→ Exercise
The data is to be set down once more, exactly as it reads.

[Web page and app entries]

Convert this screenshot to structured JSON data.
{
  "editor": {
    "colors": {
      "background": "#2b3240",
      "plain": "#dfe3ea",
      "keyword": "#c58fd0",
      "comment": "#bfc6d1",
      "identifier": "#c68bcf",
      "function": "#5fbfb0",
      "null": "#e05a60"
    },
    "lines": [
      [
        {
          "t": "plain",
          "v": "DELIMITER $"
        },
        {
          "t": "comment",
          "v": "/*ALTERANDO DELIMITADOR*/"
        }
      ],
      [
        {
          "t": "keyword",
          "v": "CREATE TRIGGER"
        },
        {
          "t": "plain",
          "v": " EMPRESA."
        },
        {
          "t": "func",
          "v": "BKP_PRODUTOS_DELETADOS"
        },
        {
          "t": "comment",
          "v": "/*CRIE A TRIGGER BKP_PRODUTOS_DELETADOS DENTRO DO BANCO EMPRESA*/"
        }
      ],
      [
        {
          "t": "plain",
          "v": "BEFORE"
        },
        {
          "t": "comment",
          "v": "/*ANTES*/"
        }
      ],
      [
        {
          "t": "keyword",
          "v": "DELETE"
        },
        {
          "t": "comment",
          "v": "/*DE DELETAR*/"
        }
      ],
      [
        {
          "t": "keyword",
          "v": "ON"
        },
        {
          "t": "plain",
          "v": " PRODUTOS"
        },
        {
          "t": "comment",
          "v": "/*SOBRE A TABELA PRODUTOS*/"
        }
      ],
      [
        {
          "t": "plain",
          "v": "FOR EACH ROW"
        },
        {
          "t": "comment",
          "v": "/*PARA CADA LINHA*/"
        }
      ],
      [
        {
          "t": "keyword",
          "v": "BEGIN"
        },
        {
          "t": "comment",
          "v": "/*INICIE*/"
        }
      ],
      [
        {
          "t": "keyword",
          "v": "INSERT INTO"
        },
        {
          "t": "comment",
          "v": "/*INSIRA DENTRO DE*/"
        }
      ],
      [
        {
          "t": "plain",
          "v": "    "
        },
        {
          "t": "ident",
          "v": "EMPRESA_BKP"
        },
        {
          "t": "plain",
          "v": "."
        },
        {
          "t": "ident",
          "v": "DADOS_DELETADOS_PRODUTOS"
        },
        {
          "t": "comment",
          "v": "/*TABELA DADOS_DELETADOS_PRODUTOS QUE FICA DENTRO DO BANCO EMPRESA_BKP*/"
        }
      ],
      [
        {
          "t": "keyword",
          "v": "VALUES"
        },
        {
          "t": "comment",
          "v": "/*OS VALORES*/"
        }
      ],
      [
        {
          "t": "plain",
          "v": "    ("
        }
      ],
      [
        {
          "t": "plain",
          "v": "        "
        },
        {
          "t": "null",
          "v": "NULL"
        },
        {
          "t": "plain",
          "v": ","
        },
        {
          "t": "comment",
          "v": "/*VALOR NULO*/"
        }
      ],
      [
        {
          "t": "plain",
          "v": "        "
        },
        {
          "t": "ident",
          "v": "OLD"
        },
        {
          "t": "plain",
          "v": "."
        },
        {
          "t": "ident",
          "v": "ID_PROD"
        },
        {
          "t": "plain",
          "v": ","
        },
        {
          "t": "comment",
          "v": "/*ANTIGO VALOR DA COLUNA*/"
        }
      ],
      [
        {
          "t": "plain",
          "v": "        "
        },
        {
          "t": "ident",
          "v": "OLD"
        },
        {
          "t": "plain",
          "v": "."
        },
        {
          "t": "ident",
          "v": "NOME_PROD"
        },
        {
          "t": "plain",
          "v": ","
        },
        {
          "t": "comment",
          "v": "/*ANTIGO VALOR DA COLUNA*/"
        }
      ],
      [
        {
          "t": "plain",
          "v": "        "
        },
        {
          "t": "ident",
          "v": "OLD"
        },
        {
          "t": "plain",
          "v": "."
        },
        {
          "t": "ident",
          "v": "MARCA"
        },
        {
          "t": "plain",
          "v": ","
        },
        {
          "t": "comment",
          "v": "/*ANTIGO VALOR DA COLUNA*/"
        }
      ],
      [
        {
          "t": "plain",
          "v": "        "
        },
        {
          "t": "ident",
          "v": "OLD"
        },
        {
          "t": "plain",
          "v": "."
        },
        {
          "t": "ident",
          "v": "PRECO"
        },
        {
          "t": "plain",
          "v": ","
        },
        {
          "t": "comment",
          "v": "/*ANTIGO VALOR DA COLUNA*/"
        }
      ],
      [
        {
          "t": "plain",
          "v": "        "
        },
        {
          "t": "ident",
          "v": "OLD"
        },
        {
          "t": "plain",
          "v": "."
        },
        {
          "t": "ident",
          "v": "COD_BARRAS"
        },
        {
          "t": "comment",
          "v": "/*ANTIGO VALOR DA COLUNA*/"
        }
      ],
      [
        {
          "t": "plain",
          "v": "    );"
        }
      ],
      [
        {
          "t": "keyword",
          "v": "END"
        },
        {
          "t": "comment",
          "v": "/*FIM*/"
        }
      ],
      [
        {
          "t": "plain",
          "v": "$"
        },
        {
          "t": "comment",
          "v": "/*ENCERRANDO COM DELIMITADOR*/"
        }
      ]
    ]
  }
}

→ Answer to this task
Convert this screenshot to structured JSON data.
{
  "editor": {
    "colors": {
      "background": "#2b3240",
      "plain": "#dfe3ea",
      "keyword": "#c58fd0",
      "comment": "#bfc6d1",
      "identifier": "#c68bcf",
      "function": "#5fbfb0",
      "null": "#e05a60"
    },
    "lines": [
      [
        {
          "t": "plain",
          "v": "DELIMITER $"
        },
        {
          "t": "comment",
          "v": "/*ALTERANDO DELIMITADOR*/"
        }
      ],
      [
        {
          "t": "keyword",
          "v": "CREATE TRIGGER"
        },
        {
          "t": "plain",
          "v": " EMPRESA."
        },
        {
          "t": "func",
          "v": "BKP_PRODUTOS_DELETADOS"
        },
        {
          "t": "comment",
          "v": "/*CRIE A TRIGGER BKP_PRODUTOS_DELETADOS DENTRO DO BANCO EMPRESA*/"
        }
      ],
      [
        {
          "t": "plain",
          "v": "BEFORE"
        },
        {
          "t": "comment",
          "v": "/*ANTES*/"
        }
      ],
      [
        {
          "t": "keyword",
          "v": "DELETE"
        },
        {
          "t": "comment",
          "v": "/*DE DELETAR*/"
        }
      ],
      [
        {
          "t": "keyword",
          "v": "ON"
        },
        {
          "t": "plain",
          "v": " PRODUTOS"
        },
        {
          "t": "comment",
          "v": "/*SOBRE A TABELA PRODUTOS*/"
        }
      ],
      [
        {
          "t": "plain",
          "v": "FOR EACH ROW"
        },
        {
          "t": "comment",
          "v": "/*PARA CADA LINHA*/"
        }
      ],
      [
        {
          "t": "keyword",
          "v": "BEGIN"
        },
        {
          "t": "comment",
          "v": "/*INICIE*/"
        }
      ],
      [
        {
          "t": "keyword",
          "v": "INSERT INTO"
        },
        {
          "t": "comment",
          "v": "/*INSIRA DENTRO DE*/"
        }
      ],
      [
        {
          "t": "plain",
          "v": "    "
        },
        {
          "t": "ident",
          "v": "EMPRESA_BKP"
        },
        {
          "t": "plain",
          "v": "."
        },
        {
          "t": "ident",
          "v": "DADOS_DELETADOS_PRODUTOS"
        },
        {
          "t": "comment",
          "v": "/*TABELA DADOS_DELETADOS_PRODUTOS QUE FICA DENTRO DO BANCO EMPRESA_BKP*/"
        }
      ],
      [
        {
          "t": "keyword",
          "v": "VALUES"
        },
        {
          "t": "comment",
          "v": "/*OS VALORES*/"
        }
      ],
      [
        {
          "t": "plain",
          "v": "    ("
        }
      ],
      [
        {
          "t": "plain",
          "v": "        "
        },
        {
          "t": "null",
          "v": "NULL"
        },
        {
          "t": "plain",
          "v": ","
        },
        {
          "t": "comment",
          "v": "/*VALOR NULO*/"
        }
      ],
      [
        {
          "t": "plain",
          "v": "        "
        },
        {
          "t": "ident",
          "v": "OLD"
        },
        {
          "t": "plain",
          "v": "."
        },
        {
          "t": "ident",
          "v": "ID_PROD"
        },
        {
          "t": "plain",
          "v": ","
        },
        {
          "t": "comment",
          "v": "/*ANTIGO VALOR DA COLUNA*/"
        }
      ],
      [
        {
          "t": "plain",
          "v": "        "
        },
        {
          "t": "ident",
          "v": "OLD"
        },
        {
          "t": "plain",
          "v": "."
        },
        {
          "t": "ident",
          "v": "NOME_PROD"
        },
        {
          "t": "plain",
          "v": ","
        },
        {
          "t": "comment",
          "v": "/*ANTIGO VALOR DA COLUNA*/"
        }
      ],
      [
        {
          "t": "plain",
          "v": "        "
        },
        {
          "t": "ident",
          "v": "OLD"
        },
        {
          "t": "plain",
          "v": "."
        },
        {
          "t": "ident",
          "v": "MARCA"
        },
        {
          "t": "plain",
          "v": ","
        },
        {
          "t": "comment",
          "v": "/*ANTIGO VALOR DA COLUNA*/"
        }
      ],
      [
        {
          "t": "plain",
          "v": "        "
        },
        {
          "t": "ident",
          "v": "OLD"
        },
        {
          "t": "plain",
          "v": "."
        },
        {
          "t": "ident",
          "v": "PRECO"
        },
        {
          "t": "plain",
          "v": ","
        },
        {
          "t": "comment",
          "v": "/*ANTIGO VALOR DA COLUNA*/"
        }
      ],
      [
        {
          "t": "plain",
          "v": "        "
        },
        {
          "t": "ident",
          "v": "OLD"
        },
        {
          "t": "plain",
          "v": "."
        },
        {
          "t": "ident",
          "v": "COD_BARRAS"
        },
        {
          "t": "comment",
          "v": "/*ANTIGO VALOR DA COLUNA*/"
        }
      ],
      [
        {
          "t": "plain",
          "v": "    );"
        }
      ],
      [
        {
          "t": "keyword",
          "v": "END"
        },
        {
          "t": "comment",
          "v": "/*FIM*/"
        }
      ],
      [
        {
          "t": "plain",
          "v": "$"
        },
        {
          "t": "comment",
          "v": "/*ENCERRANDO COM DELIMITADOR*/"
        }
      ]
    ]
  }
}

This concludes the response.